One of my first “official” conducting teachers told us all that “conductors study scores for a living. Actual conducting is just something you get to do for fun as a reward for the studying.”
It’s a point of view I took to heart and have often repeated to both students and to music lovers who are interested in understanding just what a conductor does, but I’ve recently become frustrated with the term “score study.” Maybe it’s because I never took to “studying” in school- I never had the patience for, say, repeating pages of my chemistry notes out loud until I memorized them in school. I always felt that if I understood something, then I could remember it, and if I didn’t understand it I wouldn’t remember it, no matter how often I repeated it, copied it out, re-read it or whatever.
As I thought about this linguistic problem, it also occurred to me that I actually spend very little time “studying” scores the way an American student is taught to study for tests, drilling, repeating, repeating, repeating. What was I doing with all that time?
So- on to the new model….
I would like to suggest that “conductors question scores for a living. Actual conducting is something you just have to do to share the answers you’ve found to the questions you’ve asked.”
Yes, I toyed with “analysis,” and any number of other words, but for me, the most productive work on scores comes when I ask the best questions.
Yes, you heard it here first- Score Questioning
So, what are the best questions?
Well, for some conductors, there is only one question to ask.
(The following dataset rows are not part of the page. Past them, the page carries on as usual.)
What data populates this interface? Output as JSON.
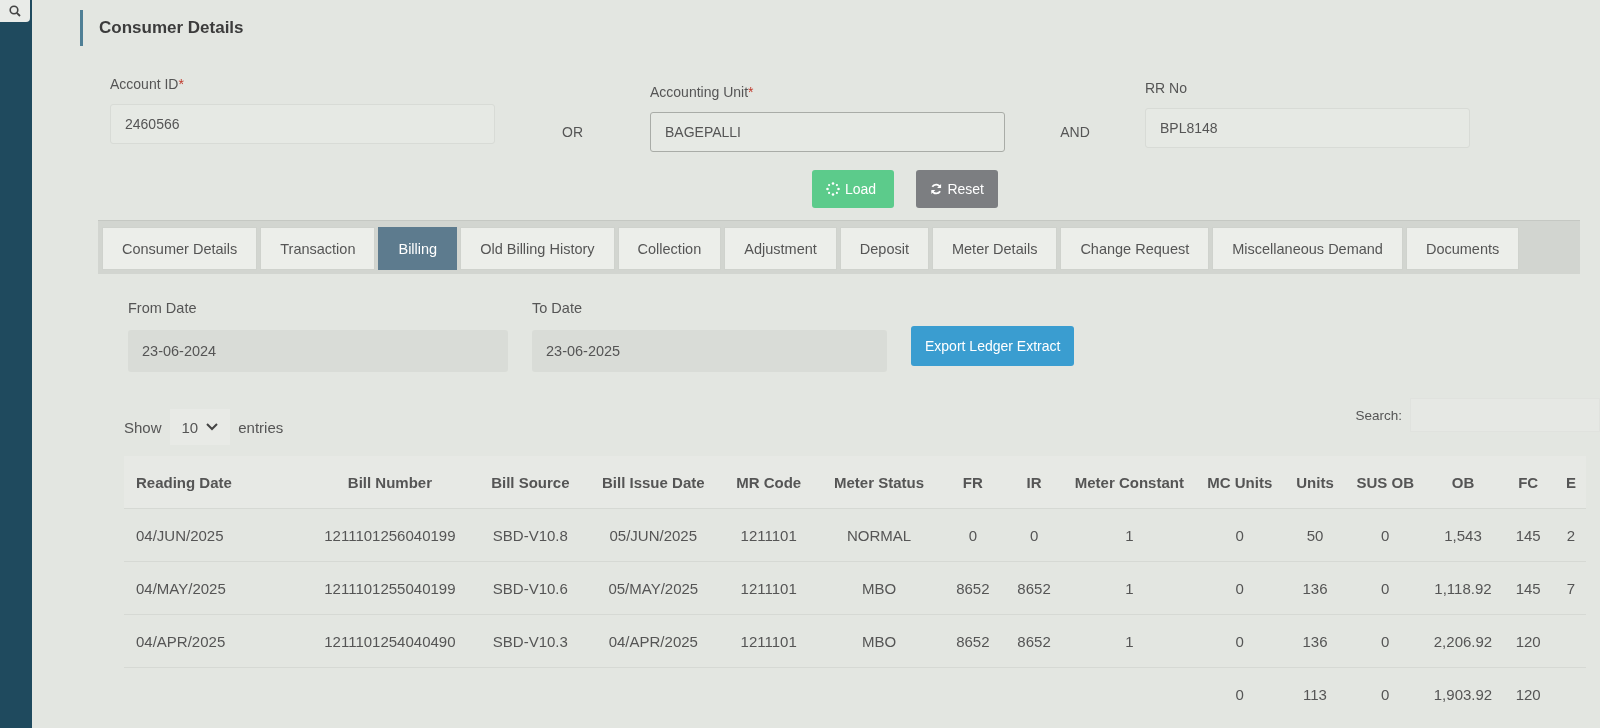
{
  "title": "Consumer Details",
  "form": {
    "fields": [
      {
        "label": "Account ID",
        "marker": "*",
        "value": "2460566"
      },
      {
        "label": "Accounting Unit",
        "marker": "*",
        "value": "BAGEPALLI"
      },
      {
        "label": "RR No",
        "value": "BPL8148"
      }
    ],
    "joiners": [
      "OR",
      "AND"
    ]
  },
  "buttons": [
    {
      "label": "Load",
      "kind": "load"
    },
    {
      "label": "Reset",
      "kind": "reset"
    }
  ],
  "tabs": [
    {
      "label": "Consumer Details",
      "selected": false
    },
    {
      "label": "Transaction",
      "selected": false
    },
    {
      "label": "Billing",
      "selected": true
    },
    {
      "label": "Old Billing History",
      "selected": false
    },
    {
      "label": "Collection",
      "selected": false
    },
    {
      "label": "Adjustment",
      "selected": false
    },
    {
      "label": "Deposit",
      "selected": false
    },
    {
      "label": "Meter Details",
      "selected": false
    },
    {
      "label": "Change Request",
      "selected": false
    },
    {
      "label": "Miscellaneous Demand",
      "selected": false
    },
    {
      "label": "Documents",
      "selected": false
    }
  ],
  "date_filter": {
    "from": {
      "label": "From Date",
      "value": "23-06-2024"
    },
    "to": {
      "label": "To Date",
      "value": "23-06-2025"
    },
    "export_button": "Export Ledger Extract"
  },
  "table": {
    "show_label": "Show",
    "page_size": "10",
    "entries_label": "entries",
    "search_label": "Search:",
    "columns": [
      "Reading Date",
      "Bill Number",
      "Bill Source",
      "Bill Issue Date",
      "MR Code",
      "Meter Status",
      "FR",
      "IR",
      "Meter Constant",
      "MC Units",
      "Units",
      "SUS OB",
      "OB",
      "FC",
      "E"
    ],
    "rows": [
      [
        "04/JUN/2025",
        "1211101256040199",
        "SBD-V10.8",
        "05/JUN/2025",
        "1211101",
        "NORMAL",
        "0",
        "0",
        "1",
        "0",
        "50",
        "0",
        "1,543",
        "145",
        "2"
      ],
      [
        "04/MAY/2025",
        "1211101255040199",
        "SBD-V10.6",
        "05/MAY/2025",
        "1211101",
        "MBO",
        "8652",
        "8652",
        "1",
        "0",
        "136",
        "0",
        "1,118.92",
        "145",
        "7"
      ],
      [
        "04/APR/2025",
        "1211101254040490",
        "SBD-V10.3",
        "04/APR/2025",
        "1211101",
        "MBO",
        "8652",
        "8652",
        "1",
        "0",
        "136",
        "0",
        "2,206.92",
        "120",
        null
      ],
      [
        null,
        null,
        null,
        null,
        null,
        null,
        null,
        null,
        null,
        "0",
        "113",
        "0",
        "1,903.92",
        "120",
        null
      ]
    ]
  }
}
One conductor I learned a lot from when I was getting started was Pascal Verrot, who was a regular guest at the Round Top Festival, where I spent many happy summers. When I first worked up the courage to ask him for a conducting lesson he said that he has only one thing in mind (not that) when he “studies” a score, which is- “why?” He claimed to never work on memorizing things. For every detail in the score and not in the score, his goal was to understand why- why did the composer make the choice he or she did, why did they know to make that choice and why does it work?
I’ve got to hand it to Pascal- that was, hands down, the best piece of conducting advice (even better than “one is down”) I’ve ever had, and every friend and student I’ve passed it on to (who didn’t already know it) has come back to me and said it transformed not only their method of learning a score, but also their ways (and mine) of communicating with an orchestra in rehearsal. Players don’t like to be lectured at and tend not be interested in hearing all the little factoids one has discovered hunched over the score at home, but they don’t like to be in the dark either, and if you can show them with real experimental evidence gathered in the rehearsal laboratory why you’re doing it a certain way, it makes a big difference, both in terms of how much they get out of the work and what the audience gets out of the performance.
Nonetheless, the pragmatist in me isn’t %100 convinced that that is the only question you need to address. Maybe it’s helpful to look at all the other questions (maybe they are only subservient to “why?”) as falling in to one of two categories. On the one hand you have all the nuts and bolts, practical questions and on the other hand you have all the artistic, philosophical ones.
More of those in the next episode.
UPDATE- Be sure to read David Hoose’s comment, which is even cooler than this post before moving on to episode 2.
c. 2006 Kenneth Woods